1%-99% Philanthropy

As its central mantra the Occupy Wall Street (OWS) movement declares it represents the 99 % of Americans left behind by the 1 % who represent the wealthiest in the country. There is no doubt that the disparity and income gap portrayed is astonishing and disturbing. Largely ignored, for better or worse, has been what the 1% does in the way of philanthropy. Some recent gifts are as eye-popping as the wealth from which they must come. As examples: at the lower end $40 million to Harvard, $40 million to Seattle Children’s Hospital in a bequest, $150 million to The Stanford Business School and the winner - $265 million to Carnegie-Mellon University. Philanthropy Today reports all of the biggest donations this year have gone to universities, most designated for buildings or specific programs/institutes. These gifts have come from individuals.

Now The New York Times reports in a special Giving section (11/2/11) that the OWS spirit has brought more focus on the philanthropic record of the 1%: “As America’s needs grows, philanthropy and how it is carried out are being questioned more closely,” states the writer Stephanie Strom.
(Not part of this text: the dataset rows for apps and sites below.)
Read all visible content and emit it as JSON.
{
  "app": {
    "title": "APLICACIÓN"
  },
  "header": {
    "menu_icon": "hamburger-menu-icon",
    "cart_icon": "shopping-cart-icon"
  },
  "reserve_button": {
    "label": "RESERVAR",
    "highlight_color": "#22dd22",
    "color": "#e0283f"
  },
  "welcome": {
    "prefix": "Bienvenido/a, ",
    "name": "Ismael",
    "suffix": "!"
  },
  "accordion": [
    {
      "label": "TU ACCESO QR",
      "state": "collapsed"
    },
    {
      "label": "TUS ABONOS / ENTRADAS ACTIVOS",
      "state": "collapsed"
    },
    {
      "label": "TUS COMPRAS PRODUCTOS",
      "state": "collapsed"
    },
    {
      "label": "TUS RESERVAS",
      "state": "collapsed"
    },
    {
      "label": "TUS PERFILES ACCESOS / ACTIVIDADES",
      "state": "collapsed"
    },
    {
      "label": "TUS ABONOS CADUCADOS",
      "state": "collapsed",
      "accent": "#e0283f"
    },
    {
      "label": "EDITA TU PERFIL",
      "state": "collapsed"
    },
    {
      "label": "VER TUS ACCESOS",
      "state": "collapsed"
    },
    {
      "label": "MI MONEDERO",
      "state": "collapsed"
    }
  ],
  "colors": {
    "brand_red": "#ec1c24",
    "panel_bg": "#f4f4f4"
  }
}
The problem, in sum, is that needs, especially human needs, are expanding as government support contracts. The question is: what is private philanthropy doing to fill that widening gap, and if it is, who is doing it?
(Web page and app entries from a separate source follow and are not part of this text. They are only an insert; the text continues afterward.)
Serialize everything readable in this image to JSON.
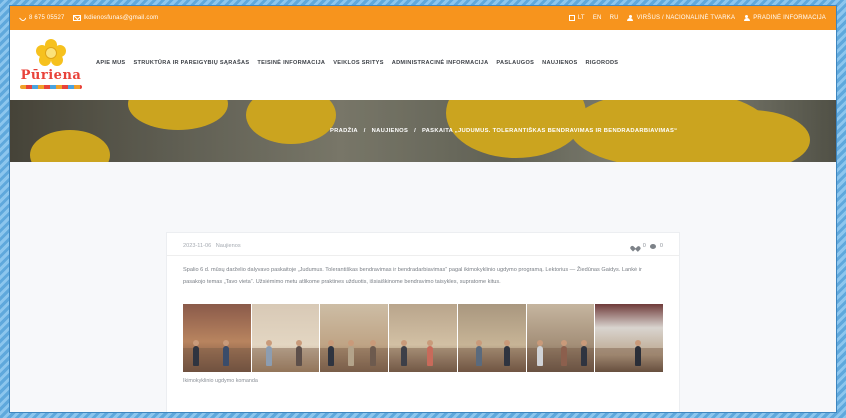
{
  "topbar": {
    "phone": "8 675 05527",
    "email": "lkdienosfunas@gmail.com",
    "lang_lt": "LT",
    "lang_en": "EN",
    "lang_ru": "RU",
    "link_1": "VIRŠUS / NACIONALINĖ TVARKA",
    "link_2": "PRADINĖ INFORMACIJA"
  },
  "logo": {
    "text": "Pūriena"
  },
  "nav": [
    "APIE MUS",
    "STRUKTŪRA IR PAREIGYBIŲ SĄRAŠAS",
    "TEISINĖ INFORMACIJA",
    "VEIKLOS SRITYS",
    "ADMINISTRACINĖ INFORMACIJA",
    "PASLAUGOS",
    "NAUJIENOS",
    "RIGORODS"
  ],
  "hero": {
    "crumb_home": "PRADŽIA",
    "crumb_sep1": "/",
    "crumb_news": "NAUJIENOS",
    "crumb_sep2": "/",
    "crumb_current": "PASKAITA „JUDUMUS. TOLERANTIŠKAS BENDRAVIMAS IR BENDRADARBIAVIMAS“"
  },
  "post": {
    "date": "2023-11-06",
    "category": "Naujienos",
    "likes": "0",
    "comments": "0",
    "text": "Spalio 6 d. mūsų darželio dalyvavo paskaitoje „Judumus. Tolerantiškas bendravimas ir bendradarbiavimas“ pagal ikimokyklinio ugdymo programą. Lektorius — Žiedūnas Gaidys. Lankė ir pasakojo temas „Tavo vieta“. Užsiėmimo metu atlikome praktines užduotis, išsiaiškinome bendravimo taisykles, supratome kitus.",
    "caption": "Ikimokyklinio ugdymo komanda"
  },
  "colors": {
    "accent": "#f7941d",
    "logo_text": "#e8423a"
  }
}
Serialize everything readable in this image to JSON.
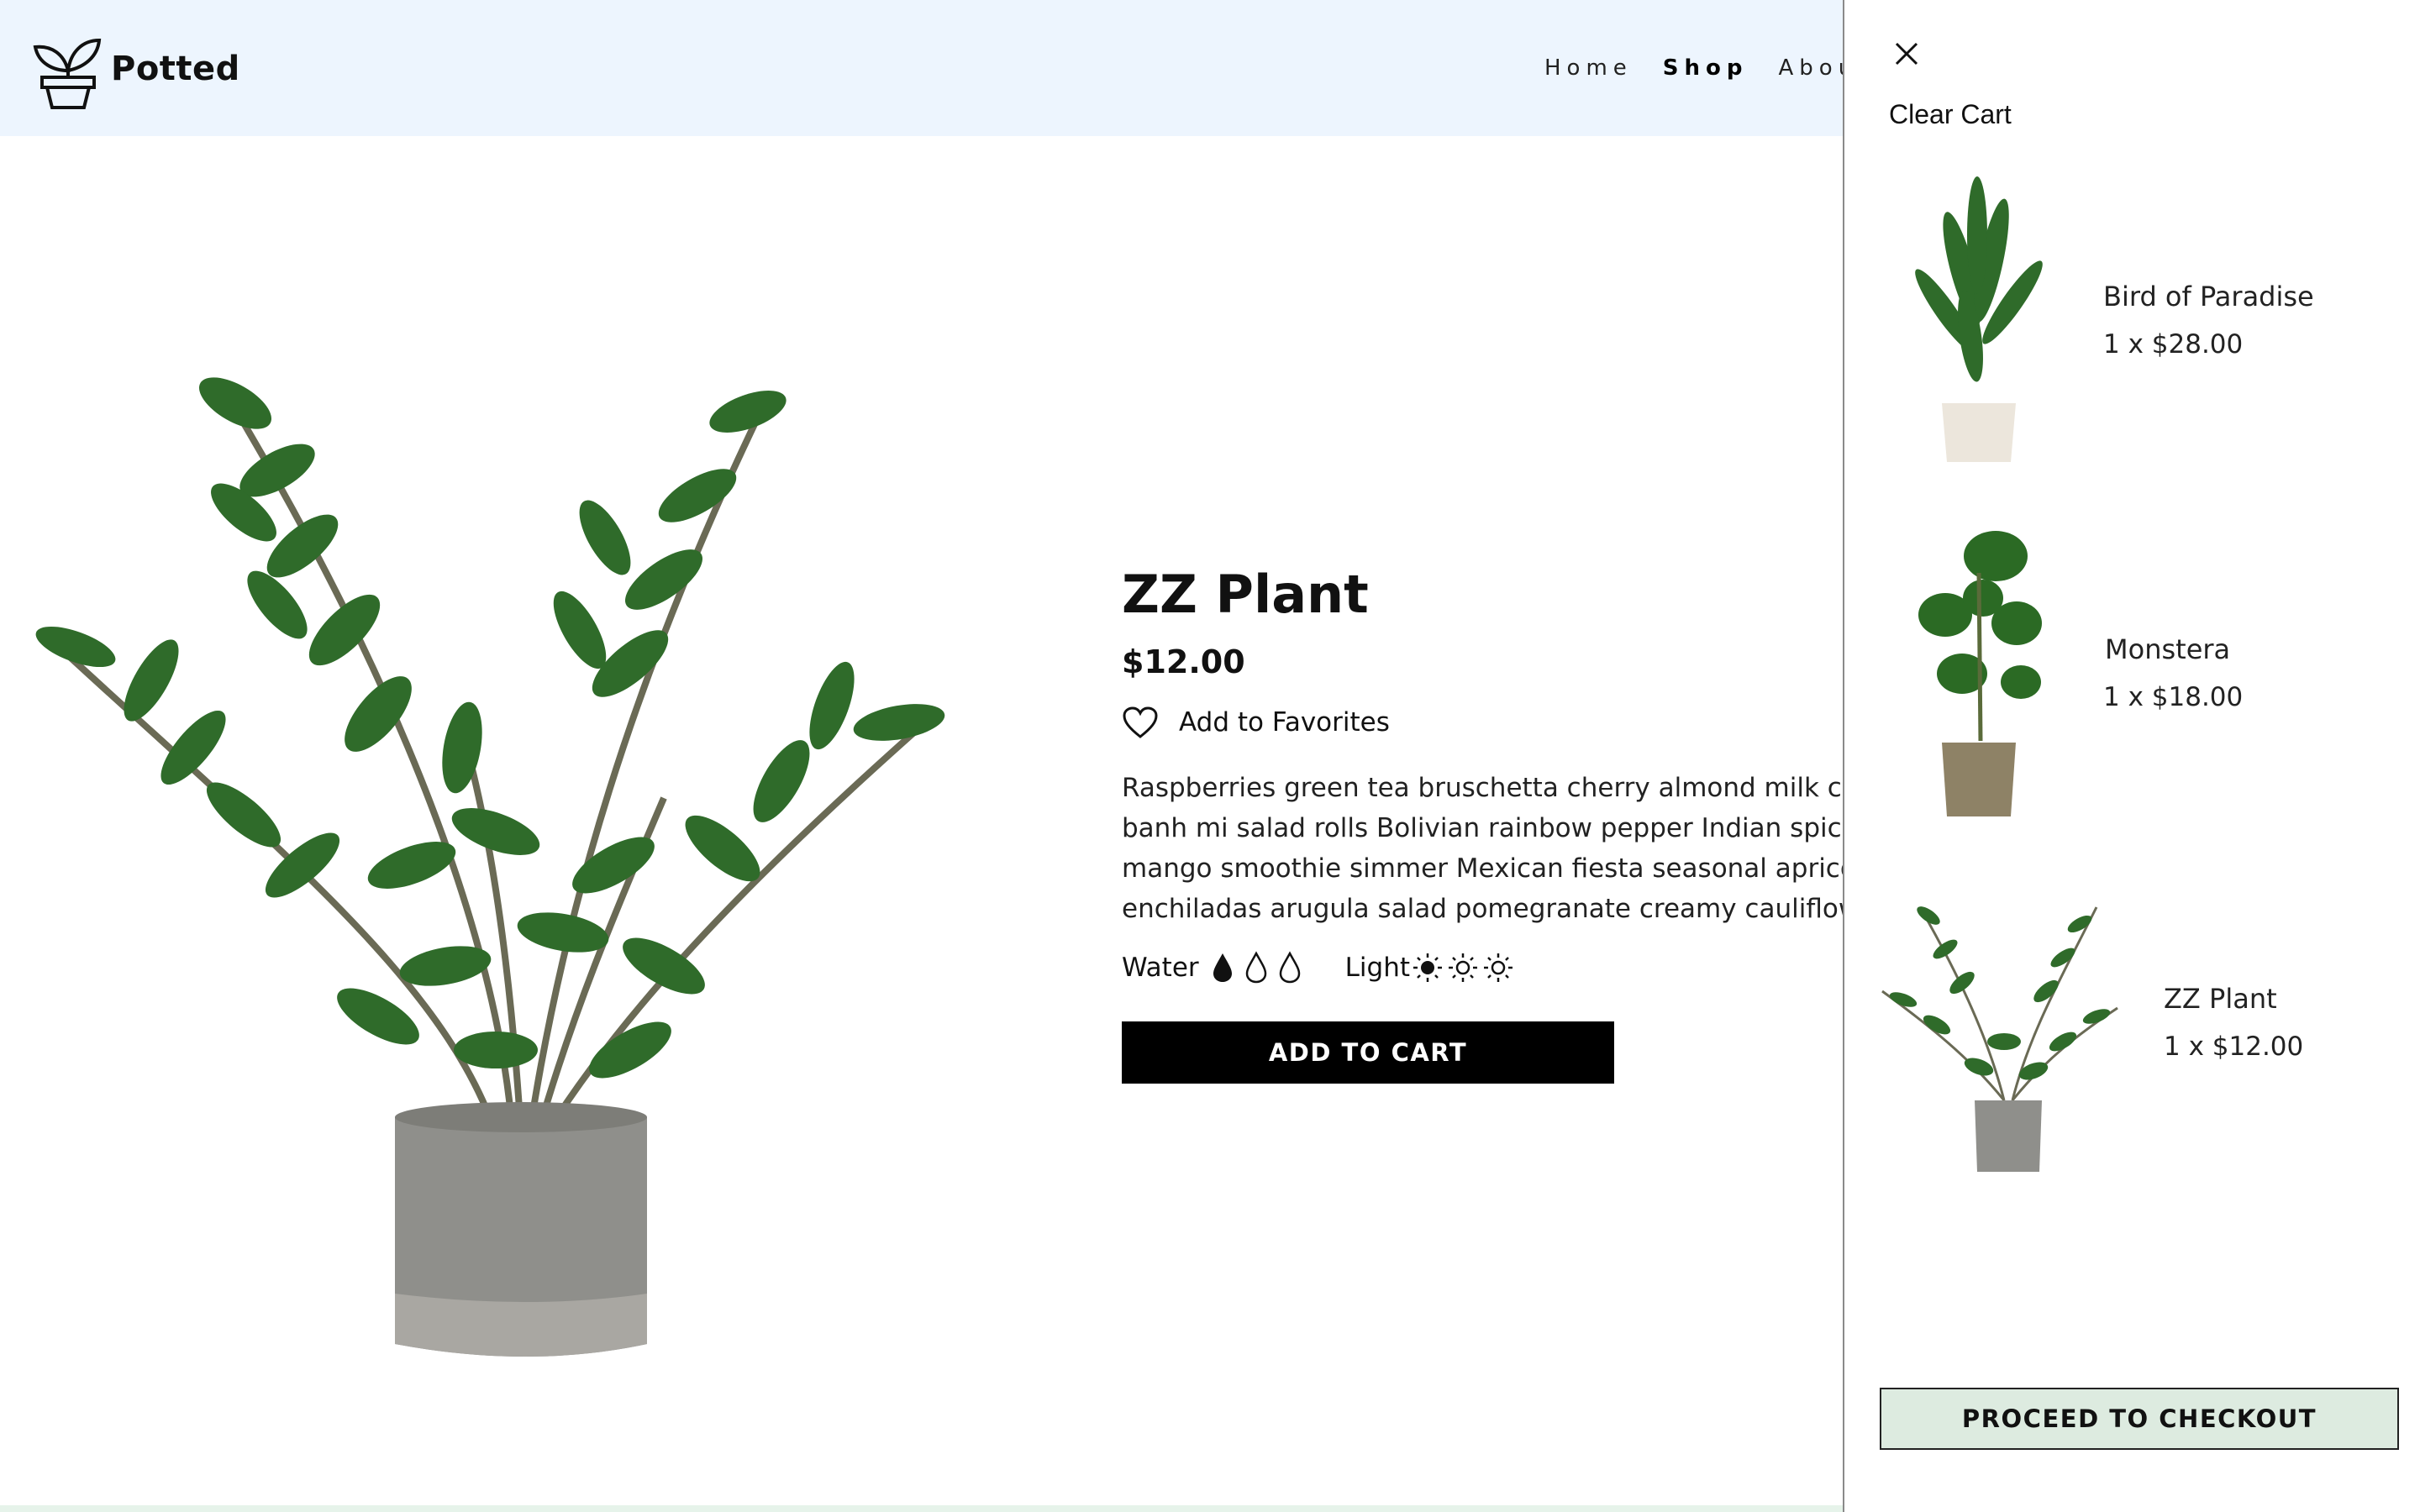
{
  "brand": {
    "name": "Potted"
  },
  "nav": {
    "items": [
      "Home",
      "Shop",
      "About"
    ],
    "active": "Shop"
  },
  "product": {
    "title": "ZZ Plant",
    "price": "$12.00",
    "favorite_label": "Add to Favorites",
    "description_lines": [
      "Raspberries green tea bruschetta cherry almond milk cha",
      "banh mi salad rolls Bolivian rainbow pepper Indian spiced",
      "mango smoothie simmer Mexican fiesta seasonal apricot",
      "enchiladas arugula salad pomegranate creamy cauliflowe"
    ],
    "water_label": "Water",
    "water_level": 1,
    "water_max": 3,
    "light_label": "Light",
    "light_level": 1,
    "light_max": 3,
    "add_to_cart_label": "ADD TO CART"
  },
  "cart": {
    "close_icon": "close-icon",
    "clear_label": "Clear Cart",
    "items": [
      {
        "name": "Bird of Paradise",
        "qty_price": "1 x $28.00"
      },
      {
        "name": "Monstera",
        "qty_price": "1 x $18.00"
      },
      {
        "name": "ZZ Plant",
        "qty_price": "1 x $12.00"
      }
    ],
    "checkout_label": "PROCEED TO CHECKOUT"
  },
  "colors": {
    "header_bg": "#edf5fe",
    "button_bg": "#000000",
    "checkout_bg": "#ddebe0",
    "leaf": "#2f6b2a",
    "pot": "#8f8f8b"
  }
}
Last month, homeless people spent eleven days camped outside the $500 million HQ of the Bill and Melinda Gates Foundation (assets $37 billion) to secure a $30,000 grant to make up for City of Seattle cuts that had closed shelters. The protest ended when the city restored the funds. At the same time the Foundation declared its record of having previously spent over $47 million on homeless issues.

My calculator doesn’t do billions so I can’t figure what $30,000 might be as a percent of the income generated by the Gates Foundation assets. The Times article asserts that many Americans give to help people but that the richest appear to favor large gifts to universities, hospitals and the arts. What might the OWS folks think about the Times headline of November 4 announcing the gift to the Stanford Business School: “Couple Donate $150 million to Fight Poverty in Developing Nations.” Giving USA reports that although charitable giving increased in 2010, donations to human needs nonprofits fell 6.6%
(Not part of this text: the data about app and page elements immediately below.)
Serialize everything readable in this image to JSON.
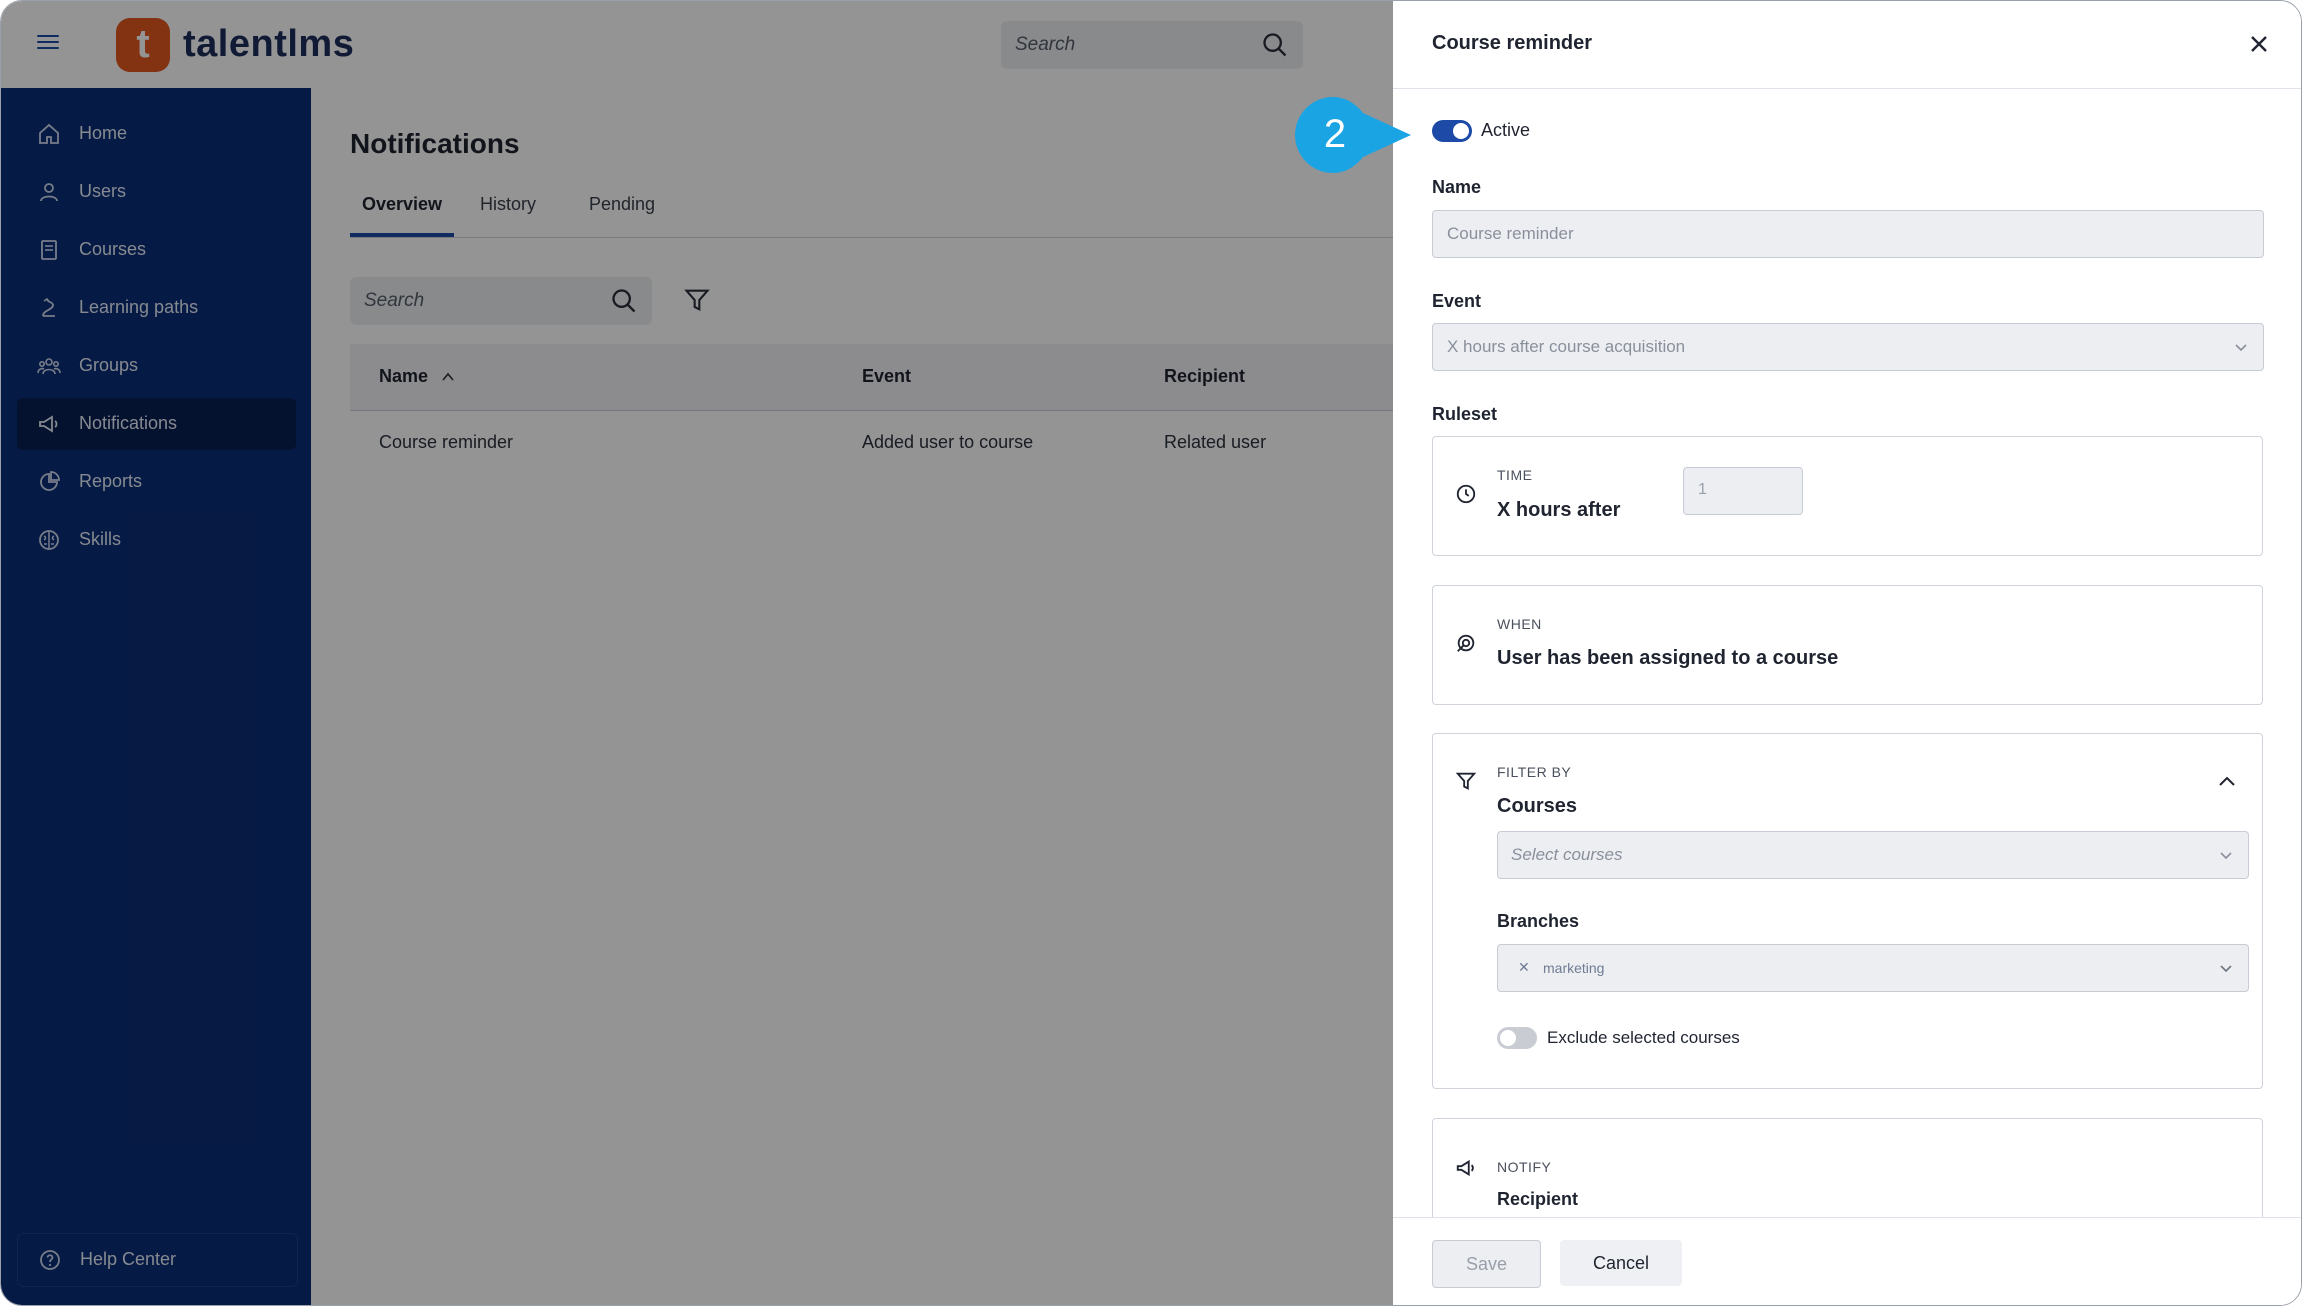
{
  "app": {
    "brand_mark": "t",
    "brand_name": "talentlms",
    "search_placeholder": "Search"
  },
  "sidebar": {
    "items": [
      {
        "label": "Home",
        "icon": "home-icon"
      },
      {
        "label": "Users",
        "icon": "user-icon"
      },
      {
        "label": "Courses",
        "icon": "book-icon"
      },
      {
        "label": "Learning paths",
        "icon": "path-icon"
      },
      {
        "label": "Groups",
        "icon": "groups-icon"
      },
      {
        "label": "Notifications",
        "icon": "megaphone-icon",
        "active": true
      },
      {
        "label": "Reports",
        "icon": "pie-chart-icon"
      },
      {
        "label": "Skills",
        "icon": "brain-icon"
      }
    ],
    "help_label": "Help Center"
  },
  "main": {
    "title": "Notifications",
    "tabs": [
      "Overview",
      "History",
      "Pending"
    ],
    "search_placeholder": "Search",
    "table": {
      "columns": [
        "Name",
        "Event",
        "Recipient"
      ],
      "rows": [
        {
          "name": "Course reminder",
          "event": "Added user to course",
          "recipient": "Related user"
        }
      ]
    }
  },
  "drawer": {
    "title": "Course reminder",
    "active_label": "Active",
    "name_label": "Name",
    "name_value": "Course reminder",
    "event_label": "Event",
    "event_value": "X hours after course acquisition",
    "ruleset_label": "Ruleset",
    "time": {
      "kicker": "TIME",
      "headline": "X hours after",
      "value": "1"
    },
    "when": {
      "kicker": "WHEN",
      "headline": "User has been assigned to a course"
    },
    "filter": {
      "kicker": "FILTER BY",
      "headline": "Courses",
      "courses_placeholder": "Select courses",
      "branches_label": "Branches",
      "branch_chip": "marketing",
      "exclude_label": "Exclude selected courses"
    },
    "notify": {
      "kicker": "NOTIFY",
      "headline": "Recipient"
    },
    "save_label": "Save",
    "cancel_label": "Cancel"
  },
  "callout": {
    "step": "2"
  },
  "colors": {
    "accent": "#1d4aa6",
    "sidebar": "#0a2d75",
    "brand": "#e2561f",
    "callout": "#1aa4e4"
  }
}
Several major donors interviewed in the media have stated that large donations to food banks for instance were not “fulfilling.” The billionaire William E. Conway Jr. told The Washington Post that he has given tens of millions to food banks and such but that had not proven to be satisfying: “Somebody’s hungry, we give money to the food bank. It would be far better if we had a more permanent solution.” To illustrate this point, the old saw is often cited that it is better to teach a man to fish than to give him one.

The etymology of the word philanthropy is from the Greek, roughly “loving mankind.” Warren Buffett has pledged the greatest part of his riches to the Gates Foundation but according to The Times declares that his sister Doris is “the real philanthropist” in the family. For over ten years her Sunshine Lady Foundation has focused exclusively on helping individuals in need. The Foundation responds to letters from people requesting dollars for everything from wheelchairs to refrigerators – funding dental work is often a plea. She regards her philanthropy as investing in people and says: “the best return is when lives change for the better in some way…”

At a recent church service I listened to a reading from Scripture that included this from Isaiah (Ch. 58): “….if you offer your food to the hungry and satisfy the needs of the afflicted then your light shall rise in the darkness and your gloom be like the noonday…”

Don’t misunderstand me, the multimillion dollar generosity from the 1% to large institutions, many of which contribute greatly to our society, are of vital importance. By the same token, in this time of economic peril for so many, let each of us keep firmly in mind the nonprofit organizations who direct their work to helping those who are needy within the 99 %. Those nonprofits, and the thousands of volunteers who support their efforts, are our philanthropists on the ground and they find fulfillment in knowing what a difference their time and money can make.